─── Records for the exercise ───

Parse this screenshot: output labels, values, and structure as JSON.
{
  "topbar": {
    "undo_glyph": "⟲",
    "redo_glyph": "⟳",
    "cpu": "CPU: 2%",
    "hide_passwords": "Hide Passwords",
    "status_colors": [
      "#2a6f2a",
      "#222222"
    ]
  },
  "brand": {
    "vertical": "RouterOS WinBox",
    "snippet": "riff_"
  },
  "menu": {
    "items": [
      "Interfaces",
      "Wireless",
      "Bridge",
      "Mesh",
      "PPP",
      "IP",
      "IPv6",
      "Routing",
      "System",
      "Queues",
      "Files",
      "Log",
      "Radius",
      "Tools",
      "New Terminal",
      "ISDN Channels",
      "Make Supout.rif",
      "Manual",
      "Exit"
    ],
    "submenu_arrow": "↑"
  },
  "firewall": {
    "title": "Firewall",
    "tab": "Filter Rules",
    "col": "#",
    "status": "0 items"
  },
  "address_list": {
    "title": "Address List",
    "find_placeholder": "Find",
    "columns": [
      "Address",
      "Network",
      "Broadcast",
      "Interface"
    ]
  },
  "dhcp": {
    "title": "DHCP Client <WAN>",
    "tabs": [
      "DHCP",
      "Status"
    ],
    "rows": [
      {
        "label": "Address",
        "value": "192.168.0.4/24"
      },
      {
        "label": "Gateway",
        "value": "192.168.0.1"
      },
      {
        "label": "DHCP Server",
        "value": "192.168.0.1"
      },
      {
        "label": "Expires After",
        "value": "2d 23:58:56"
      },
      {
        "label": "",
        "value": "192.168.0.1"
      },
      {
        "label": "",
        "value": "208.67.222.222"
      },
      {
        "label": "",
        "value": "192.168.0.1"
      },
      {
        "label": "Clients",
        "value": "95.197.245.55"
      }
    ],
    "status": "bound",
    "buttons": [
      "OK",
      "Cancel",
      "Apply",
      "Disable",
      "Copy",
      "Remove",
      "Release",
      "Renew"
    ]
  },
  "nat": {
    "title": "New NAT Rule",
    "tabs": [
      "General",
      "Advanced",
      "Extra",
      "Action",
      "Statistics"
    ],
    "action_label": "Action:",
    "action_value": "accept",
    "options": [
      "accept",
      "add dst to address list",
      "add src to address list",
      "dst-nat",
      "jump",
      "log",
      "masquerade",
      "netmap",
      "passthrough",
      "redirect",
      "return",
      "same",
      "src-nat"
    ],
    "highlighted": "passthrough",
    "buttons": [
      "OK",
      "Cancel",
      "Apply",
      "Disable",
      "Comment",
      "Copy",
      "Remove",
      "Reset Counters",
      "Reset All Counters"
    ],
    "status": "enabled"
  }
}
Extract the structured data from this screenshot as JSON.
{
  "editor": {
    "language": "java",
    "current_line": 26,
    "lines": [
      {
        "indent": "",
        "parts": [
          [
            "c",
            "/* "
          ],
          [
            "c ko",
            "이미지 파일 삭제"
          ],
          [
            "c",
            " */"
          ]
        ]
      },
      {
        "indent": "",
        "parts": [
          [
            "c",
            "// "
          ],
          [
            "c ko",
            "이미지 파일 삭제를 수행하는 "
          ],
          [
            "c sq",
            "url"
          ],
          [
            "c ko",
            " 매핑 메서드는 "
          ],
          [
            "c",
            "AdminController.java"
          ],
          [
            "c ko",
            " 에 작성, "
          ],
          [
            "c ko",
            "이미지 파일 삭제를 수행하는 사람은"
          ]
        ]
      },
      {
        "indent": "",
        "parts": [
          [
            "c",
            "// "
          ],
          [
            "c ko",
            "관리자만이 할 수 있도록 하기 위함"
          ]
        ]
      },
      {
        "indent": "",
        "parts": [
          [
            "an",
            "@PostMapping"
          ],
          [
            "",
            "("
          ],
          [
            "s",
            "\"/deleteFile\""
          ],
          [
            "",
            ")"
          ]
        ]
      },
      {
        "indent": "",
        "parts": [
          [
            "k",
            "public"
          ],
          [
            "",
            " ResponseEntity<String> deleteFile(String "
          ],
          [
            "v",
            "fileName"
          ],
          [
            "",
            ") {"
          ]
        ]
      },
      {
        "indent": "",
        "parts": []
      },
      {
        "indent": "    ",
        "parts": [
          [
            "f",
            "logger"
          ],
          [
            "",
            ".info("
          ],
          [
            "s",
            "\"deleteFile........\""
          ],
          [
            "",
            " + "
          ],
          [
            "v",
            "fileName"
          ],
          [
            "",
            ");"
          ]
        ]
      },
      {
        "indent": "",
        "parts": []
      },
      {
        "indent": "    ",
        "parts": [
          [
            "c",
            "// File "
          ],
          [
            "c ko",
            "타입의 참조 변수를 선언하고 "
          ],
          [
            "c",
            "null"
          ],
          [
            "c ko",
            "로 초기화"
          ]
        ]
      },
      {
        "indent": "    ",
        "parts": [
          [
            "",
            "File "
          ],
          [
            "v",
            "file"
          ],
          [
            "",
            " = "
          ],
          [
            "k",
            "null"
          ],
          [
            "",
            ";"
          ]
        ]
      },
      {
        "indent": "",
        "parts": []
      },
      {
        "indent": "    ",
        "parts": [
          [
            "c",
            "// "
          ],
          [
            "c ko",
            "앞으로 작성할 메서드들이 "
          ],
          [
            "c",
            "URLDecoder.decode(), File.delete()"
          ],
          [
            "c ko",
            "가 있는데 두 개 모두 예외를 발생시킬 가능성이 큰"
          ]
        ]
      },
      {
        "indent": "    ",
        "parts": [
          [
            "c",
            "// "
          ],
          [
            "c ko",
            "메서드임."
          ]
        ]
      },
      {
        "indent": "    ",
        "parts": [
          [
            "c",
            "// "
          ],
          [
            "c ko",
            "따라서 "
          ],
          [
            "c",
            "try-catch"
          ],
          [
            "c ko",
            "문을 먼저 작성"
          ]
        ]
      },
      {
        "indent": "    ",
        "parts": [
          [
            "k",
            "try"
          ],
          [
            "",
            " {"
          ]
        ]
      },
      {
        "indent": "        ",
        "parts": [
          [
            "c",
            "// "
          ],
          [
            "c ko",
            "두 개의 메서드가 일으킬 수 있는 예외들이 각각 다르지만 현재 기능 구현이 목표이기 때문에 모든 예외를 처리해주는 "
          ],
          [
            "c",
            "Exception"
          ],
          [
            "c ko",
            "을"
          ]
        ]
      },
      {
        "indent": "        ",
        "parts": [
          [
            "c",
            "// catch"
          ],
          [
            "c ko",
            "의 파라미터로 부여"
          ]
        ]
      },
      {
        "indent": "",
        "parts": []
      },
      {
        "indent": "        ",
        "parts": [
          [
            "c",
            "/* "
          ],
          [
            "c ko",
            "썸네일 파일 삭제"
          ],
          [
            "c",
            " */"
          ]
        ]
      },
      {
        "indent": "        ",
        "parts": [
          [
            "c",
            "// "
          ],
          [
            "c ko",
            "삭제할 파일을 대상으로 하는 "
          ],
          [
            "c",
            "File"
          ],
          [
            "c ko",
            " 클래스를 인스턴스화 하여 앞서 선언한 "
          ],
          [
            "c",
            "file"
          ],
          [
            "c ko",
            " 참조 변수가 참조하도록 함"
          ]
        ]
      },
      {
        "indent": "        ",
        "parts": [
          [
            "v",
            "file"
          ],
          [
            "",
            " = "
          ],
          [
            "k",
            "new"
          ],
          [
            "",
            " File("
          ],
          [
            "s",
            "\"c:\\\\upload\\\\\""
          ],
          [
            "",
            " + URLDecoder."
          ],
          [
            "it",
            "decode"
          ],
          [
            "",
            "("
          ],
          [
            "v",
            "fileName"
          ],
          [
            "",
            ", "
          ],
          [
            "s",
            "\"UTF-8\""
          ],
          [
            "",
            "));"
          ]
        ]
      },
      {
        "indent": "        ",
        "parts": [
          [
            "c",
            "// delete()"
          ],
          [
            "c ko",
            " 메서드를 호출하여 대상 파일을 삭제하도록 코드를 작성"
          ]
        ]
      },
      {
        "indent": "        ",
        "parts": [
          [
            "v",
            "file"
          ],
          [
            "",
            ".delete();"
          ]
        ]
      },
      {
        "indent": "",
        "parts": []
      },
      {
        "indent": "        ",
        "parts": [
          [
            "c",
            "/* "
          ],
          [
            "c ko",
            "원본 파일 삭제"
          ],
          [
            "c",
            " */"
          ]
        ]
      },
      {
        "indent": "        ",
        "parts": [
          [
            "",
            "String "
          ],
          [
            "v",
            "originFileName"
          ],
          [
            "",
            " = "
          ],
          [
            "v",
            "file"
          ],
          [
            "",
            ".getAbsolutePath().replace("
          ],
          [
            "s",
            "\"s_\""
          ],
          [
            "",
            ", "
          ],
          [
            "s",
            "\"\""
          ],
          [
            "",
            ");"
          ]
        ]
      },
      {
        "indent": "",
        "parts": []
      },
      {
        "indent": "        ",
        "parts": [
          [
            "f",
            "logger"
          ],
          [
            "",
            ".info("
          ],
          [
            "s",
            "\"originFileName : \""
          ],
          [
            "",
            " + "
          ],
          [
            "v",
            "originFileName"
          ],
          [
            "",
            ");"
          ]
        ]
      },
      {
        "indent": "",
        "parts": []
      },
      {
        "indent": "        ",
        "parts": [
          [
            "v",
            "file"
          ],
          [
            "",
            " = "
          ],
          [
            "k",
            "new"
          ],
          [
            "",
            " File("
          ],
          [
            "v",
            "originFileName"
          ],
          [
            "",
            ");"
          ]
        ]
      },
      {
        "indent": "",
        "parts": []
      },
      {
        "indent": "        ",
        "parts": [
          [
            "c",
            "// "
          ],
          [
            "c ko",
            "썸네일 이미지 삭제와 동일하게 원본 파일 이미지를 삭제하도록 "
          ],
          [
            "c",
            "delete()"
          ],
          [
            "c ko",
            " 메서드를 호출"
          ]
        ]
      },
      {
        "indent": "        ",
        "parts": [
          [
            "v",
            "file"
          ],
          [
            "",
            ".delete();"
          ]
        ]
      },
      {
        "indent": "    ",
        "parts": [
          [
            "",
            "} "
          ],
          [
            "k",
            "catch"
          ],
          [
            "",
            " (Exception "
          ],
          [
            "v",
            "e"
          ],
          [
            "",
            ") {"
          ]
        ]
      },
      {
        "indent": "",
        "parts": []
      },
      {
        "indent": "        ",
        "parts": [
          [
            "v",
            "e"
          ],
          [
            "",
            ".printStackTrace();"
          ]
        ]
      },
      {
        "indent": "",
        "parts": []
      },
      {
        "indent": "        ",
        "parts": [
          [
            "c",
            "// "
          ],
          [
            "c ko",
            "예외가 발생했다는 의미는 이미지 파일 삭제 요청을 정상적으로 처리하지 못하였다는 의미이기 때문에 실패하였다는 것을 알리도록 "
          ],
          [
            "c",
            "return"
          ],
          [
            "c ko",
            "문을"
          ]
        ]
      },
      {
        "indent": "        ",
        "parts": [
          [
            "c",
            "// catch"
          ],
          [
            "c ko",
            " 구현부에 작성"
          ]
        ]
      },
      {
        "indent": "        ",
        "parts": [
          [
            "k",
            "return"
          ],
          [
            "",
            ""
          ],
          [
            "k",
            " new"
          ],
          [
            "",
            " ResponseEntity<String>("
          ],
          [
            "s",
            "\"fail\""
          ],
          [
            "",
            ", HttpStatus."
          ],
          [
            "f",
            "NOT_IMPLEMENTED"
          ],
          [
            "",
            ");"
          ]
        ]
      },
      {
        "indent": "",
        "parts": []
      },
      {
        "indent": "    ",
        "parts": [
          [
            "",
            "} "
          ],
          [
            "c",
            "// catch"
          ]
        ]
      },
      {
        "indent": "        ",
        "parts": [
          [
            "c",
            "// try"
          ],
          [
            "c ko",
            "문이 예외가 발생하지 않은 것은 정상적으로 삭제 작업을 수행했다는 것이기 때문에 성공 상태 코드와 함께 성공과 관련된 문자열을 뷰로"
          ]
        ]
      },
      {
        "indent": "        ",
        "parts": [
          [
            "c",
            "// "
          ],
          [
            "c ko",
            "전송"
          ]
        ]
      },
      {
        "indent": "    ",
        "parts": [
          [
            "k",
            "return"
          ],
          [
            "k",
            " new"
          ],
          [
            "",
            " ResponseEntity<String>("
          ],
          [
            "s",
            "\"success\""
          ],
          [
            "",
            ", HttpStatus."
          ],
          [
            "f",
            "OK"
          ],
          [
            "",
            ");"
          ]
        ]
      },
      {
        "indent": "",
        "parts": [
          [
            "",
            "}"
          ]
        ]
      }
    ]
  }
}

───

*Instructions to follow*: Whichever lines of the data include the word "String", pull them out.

*Final answer*:
            " ResponseEntity<String> deleteFile(String "
            "String "
            " ResponseEntity<String>("
            " ResponseEntity<String>("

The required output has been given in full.